[Extracted records]
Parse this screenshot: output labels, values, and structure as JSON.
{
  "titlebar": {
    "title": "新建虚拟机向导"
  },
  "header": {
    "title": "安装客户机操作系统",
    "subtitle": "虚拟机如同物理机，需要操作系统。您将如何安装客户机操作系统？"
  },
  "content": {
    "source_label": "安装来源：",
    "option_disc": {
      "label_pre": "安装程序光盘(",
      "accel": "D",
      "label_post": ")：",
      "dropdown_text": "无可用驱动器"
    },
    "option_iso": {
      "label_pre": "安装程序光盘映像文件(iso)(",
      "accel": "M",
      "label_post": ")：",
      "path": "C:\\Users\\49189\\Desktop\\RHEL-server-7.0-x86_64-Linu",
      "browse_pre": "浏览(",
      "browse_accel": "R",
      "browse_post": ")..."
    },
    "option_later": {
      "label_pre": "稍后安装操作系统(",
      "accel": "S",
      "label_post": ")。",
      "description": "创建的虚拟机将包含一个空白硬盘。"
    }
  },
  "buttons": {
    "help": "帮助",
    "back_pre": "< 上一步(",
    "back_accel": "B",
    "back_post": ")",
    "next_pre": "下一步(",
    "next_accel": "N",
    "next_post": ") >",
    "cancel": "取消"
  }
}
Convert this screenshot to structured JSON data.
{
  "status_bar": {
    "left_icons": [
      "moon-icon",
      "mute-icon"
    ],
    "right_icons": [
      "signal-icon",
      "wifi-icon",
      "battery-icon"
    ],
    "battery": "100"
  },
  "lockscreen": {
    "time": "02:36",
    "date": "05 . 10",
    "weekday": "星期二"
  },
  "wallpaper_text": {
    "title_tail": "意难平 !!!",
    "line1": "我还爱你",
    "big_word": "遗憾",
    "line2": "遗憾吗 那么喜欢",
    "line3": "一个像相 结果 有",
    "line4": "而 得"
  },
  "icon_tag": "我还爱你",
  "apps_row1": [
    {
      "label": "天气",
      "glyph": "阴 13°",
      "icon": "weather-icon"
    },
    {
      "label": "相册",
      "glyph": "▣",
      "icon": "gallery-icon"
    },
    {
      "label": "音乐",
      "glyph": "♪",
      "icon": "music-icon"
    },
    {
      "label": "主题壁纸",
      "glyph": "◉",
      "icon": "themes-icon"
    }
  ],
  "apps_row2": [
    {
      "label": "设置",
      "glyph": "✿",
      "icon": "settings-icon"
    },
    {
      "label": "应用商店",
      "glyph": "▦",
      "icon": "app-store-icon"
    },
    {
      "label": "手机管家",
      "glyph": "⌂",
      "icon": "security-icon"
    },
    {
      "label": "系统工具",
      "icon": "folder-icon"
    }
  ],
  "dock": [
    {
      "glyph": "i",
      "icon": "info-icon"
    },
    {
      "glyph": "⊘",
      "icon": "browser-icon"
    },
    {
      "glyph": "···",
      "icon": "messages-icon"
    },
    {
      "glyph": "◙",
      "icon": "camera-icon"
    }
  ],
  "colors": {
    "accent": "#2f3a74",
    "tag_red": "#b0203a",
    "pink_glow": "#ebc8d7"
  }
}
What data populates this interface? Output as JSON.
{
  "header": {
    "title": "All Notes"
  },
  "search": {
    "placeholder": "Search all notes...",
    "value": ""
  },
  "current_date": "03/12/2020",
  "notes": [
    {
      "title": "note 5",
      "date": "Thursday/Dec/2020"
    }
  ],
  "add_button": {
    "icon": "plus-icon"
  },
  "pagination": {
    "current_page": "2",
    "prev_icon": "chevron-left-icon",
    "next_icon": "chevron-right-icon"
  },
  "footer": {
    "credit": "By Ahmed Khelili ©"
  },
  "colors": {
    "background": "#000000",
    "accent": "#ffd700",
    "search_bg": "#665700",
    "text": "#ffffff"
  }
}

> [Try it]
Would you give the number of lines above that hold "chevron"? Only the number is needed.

> [Problem solution]
2